American Bus Association (ABA) members are occasionally targeted by fake emails appearing to be from ABA. These phishing emails — pronounced "fishing" — may have different formats. However, all claim to be from ABA and some may even look official. In many cases, customers are being targeted to gain specific information. ABA has not and will not send any email to customers requesting verification of any membership information.
If you receive a phishing email, ABA recommends that you delete it. These emails are fraudulent and do not originate from ABA. Do not provide the requested information under any circumstances.
Identifying Fraudulent Email
The following approach is often used in a phishing email:
- Information is requested for Marketplace list.
- The request usually asks for one or more of the following information types.
- Your Primary or Secondary email address
- Your account password
In general, any email you receive requesting personal information is likely to be some form of fraud. Never provide username and password information by email to anyone. ABA will never ask users to verify account information by email. Still, you must always use good judgment in reviewing items that arrive in your Inbox. It is an unfortunate reality that thieves and hackers continuously bombard Internet users with fraudulent email.
There is no failsafe method for identifying fraud. However, ABA never collects personal information from members via email. If you get an email asking for you to provide account information, credit or banking information, or login information, you can be sure that it is not from ABA. In some cases you can see the mailto or return email address is not a valid ABA email address, such as "From: ABAInfo@buses.org [mailto:email@example.com]." Below are common characteristics of phishing schemes.
- The thief tells you to act quickly to avoid some negative consequence.
- There are embedded links in the email that take you to a website that looks similar to ABA's because it includes all or part of the company name. Forms on these sites ask for personal information.
- Spelling errors are often used in email subject lines to help avoid Internet Service Provider (ISP) spam filtering and your email spam filter.
- For more information on identifying and avoiding phishing emails and sites, refer to https://onguardonline.gov/phishing.
Handling Fraudulent Email
Do not follow or click on any embedded links. Delete the email from your Inbox and empty your deleted items folder so that neither you nor anyone else who accesses this email account acts on this email.
You can also notify the authorities by reporting the incident to the Federal Trade Commission at firstname.lastname@example.org or by calling 877-IDTHEFT.
Fraudulent Email Protection
- Always be vigilant when receiving emails from any company with which you do business. Treat requests for personal information with suspicion.
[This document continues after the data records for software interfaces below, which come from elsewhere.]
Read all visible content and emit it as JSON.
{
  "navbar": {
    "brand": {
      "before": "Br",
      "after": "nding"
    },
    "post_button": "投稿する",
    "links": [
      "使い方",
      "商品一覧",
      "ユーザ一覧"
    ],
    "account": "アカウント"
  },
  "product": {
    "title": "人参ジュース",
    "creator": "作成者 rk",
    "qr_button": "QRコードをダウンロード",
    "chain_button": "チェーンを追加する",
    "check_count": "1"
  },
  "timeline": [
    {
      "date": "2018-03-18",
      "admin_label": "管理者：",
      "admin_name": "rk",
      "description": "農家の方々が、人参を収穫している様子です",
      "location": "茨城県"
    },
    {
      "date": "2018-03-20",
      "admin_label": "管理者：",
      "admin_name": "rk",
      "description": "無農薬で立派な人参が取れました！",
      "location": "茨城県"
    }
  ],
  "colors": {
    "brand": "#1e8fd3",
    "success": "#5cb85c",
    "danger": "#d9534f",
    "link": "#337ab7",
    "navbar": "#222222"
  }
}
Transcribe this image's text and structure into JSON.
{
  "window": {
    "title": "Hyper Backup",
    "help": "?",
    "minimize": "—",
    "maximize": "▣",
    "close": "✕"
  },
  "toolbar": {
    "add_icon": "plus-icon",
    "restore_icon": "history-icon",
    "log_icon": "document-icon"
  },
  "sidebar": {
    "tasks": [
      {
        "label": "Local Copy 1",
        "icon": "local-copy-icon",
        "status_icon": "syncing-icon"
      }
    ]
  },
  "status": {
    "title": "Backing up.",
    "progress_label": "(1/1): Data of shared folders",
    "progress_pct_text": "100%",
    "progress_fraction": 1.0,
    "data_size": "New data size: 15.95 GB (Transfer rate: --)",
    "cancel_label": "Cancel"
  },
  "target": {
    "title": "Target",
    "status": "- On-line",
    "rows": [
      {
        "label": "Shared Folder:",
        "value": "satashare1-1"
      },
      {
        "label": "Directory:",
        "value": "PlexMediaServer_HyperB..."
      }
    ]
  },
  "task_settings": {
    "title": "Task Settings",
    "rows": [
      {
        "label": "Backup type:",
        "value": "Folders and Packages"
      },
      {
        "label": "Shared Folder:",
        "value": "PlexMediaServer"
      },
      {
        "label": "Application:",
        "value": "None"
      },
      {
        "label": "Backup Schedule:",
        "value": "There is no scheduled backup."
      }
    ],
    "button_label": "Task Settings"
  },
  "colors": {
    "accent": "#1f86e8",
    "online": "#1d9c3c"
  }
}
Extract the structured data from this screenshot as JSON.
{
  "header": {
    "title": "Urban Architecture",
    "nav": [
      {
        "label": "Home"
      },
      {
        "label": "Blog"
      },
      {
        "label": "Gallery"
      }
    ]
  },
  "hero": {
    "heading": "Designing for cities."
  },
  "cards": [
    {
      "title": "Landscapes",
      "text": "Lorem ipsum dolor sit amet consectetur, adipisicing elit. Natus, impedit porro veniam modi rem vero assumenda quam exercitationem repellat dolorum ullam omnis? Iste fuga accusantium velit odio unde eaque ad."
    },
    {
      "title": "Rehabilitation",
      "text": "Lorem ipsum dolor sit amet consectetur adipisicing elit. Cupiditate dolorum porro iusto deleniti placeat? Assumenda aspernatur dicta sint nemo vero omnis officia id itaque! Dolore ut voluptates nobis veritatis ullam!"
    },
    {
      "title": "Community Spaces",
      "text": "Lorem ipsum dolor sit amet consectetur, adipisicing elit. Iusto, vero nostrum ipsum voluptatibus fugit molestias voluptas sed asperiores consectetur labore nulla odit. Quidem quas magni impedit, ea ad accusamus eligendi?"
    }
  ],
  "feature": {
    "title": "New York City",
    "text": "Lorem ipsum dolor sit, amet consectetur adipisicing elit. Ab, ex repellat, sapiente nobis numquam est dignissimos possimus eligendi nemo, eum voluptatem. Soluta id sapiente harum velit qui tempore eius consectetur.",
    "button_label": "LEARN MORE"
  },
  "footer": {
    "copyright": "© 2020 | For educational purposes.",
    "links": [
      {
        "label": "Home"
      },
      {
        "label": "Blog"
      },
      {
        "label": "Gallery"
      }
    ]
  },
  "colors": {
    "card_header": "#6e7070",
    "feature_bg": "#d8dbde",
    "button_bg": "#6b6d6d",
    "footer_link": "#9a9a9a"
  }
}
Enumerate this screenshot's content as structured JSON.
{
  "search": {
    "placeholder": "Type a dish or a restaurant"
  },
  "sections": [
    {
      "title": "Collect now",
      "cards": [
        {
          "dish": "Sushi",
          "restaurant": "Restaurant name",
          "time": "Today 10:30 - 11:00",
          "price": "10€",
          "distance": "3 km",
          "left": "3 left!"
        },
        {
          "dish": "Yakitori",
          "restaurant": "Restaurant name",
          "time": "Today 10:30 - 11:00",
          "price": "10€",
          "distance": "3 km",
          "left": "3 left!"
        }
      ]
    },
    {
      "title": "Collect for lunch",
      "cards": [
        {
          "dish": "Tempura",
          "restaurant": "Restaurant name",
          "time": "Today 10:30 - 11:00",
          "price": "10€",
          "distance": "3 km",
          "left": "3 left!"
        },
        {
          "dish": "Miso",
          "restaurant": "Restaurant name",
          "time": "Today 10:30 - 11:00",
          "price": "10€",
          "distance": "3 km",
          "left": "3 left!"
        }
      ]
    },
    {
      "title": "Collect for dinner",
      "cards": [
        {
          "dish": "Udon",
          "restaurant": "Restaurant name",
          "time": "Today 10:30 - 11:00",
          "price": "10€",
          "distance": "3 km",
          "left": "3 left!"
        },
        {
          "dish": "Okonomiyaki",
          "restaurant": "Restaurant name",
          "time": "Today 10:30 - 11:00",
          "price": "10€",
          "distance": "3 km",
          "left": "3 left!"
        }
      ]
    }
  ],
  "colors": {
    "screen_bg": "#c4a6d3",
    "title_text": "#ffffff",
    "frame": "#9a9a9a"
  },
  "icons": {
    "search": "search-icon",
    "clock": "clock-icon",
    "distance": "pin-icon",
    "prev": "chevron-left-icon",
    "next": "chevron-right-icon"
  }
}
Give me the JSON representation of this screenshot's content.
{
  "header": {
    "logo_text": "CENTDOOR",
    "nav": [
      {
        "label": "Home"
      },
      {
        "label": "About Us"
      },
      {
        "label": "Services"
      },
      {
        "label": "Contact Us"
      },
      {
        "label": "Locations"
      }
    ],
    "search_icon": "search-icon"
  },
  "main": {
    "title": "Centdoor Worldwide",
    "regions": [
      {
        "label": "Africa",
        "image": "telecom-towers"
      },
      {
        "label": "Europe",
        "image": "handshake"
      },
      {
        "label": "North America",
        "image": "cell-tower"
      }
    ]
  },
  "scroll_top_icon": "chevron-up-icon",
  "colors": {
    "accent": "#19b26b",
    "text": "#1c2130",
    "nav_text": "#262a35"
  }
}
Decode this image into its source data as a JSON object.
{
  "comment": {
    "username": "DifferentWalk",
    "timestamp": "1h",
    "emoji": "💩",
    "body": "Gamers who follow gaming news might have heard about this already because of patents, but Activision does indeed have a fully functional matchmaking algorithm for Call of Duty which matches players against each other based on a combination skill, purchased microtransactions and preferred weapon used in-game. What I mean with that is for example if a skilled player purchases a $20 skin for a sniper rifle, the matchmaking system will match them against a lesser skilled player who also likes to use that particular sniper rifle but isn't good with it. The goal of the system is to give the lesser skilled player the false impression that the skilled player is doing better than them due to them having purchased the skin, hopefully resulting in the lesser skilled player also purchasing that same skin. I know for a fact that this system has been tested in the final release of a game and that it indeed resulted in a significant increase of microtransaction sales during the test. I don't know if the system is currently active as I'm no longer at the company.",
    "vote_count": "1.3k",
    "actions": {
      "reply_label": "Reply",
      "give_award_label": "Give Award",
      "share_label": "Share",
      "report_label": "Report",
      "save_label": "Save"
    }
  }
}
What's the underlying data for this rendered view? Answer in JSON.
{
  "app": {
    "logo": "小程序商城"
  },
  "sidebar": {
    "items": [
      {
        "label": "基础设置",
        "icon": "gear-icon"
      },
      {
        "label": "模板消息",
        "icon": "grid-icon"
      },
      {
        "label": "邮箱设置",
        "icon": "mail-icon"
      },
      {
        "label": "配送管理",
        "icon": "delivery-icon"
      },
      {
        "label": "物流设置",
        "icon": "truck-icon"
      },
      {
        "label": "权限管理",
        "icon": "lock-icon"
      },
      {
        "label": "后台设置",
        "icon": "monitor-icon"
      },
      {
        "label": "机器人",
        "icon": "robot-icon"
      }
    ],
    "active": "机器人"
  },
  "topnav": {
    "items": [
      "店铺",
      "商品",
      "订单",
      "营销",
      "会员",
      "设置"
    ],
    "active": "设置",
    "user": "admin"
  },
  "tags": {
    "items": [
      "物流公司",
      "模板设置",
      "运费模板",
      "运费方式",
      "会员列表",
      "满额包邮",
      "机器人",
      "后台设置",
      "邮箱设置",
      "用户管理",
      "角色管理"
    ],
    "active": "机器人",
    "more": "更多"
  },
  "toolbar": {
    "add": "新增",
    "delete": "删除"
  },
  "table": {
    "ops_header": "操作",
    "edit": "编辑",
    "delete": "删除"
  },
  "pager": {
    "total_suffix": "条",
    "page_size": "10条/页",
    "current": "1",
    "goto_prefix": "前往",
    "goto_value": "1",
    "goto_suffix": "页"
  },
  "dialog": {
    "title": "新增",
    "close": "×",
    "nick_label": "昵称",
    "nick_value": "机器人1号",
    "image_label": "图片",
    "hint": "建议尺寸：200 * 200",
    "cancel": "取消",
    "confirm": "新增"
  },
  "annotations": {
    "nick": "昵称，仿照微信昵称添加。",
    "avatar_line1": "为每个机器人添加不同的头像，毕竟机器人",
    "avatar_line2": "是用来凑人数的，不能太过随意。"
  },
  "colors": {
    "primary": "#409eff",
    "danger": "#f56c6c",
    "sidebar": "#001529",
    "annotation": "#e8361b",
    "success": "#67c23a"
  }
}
- Be wary of email messages asking you to act quickly to avoid negative consequences.
- Most web browsers and email clients will display the actual link. Carefully examine these embedded links in email messages that take you to sites appearing to be from ABA. Examine the logo and other trademarks to ensure they are legitimate.
- Take caution when completing forms on websites that ask for personal information.
- Watch out for spelling errors. These are common on fake sites and emails. They are meant to avoid detection by spam filtering measures.
- Do not click on links in unsolicited emails.
- Delete suspected fake email promptly.
- Protect your personal information at all times.
- Change your passwords frequently.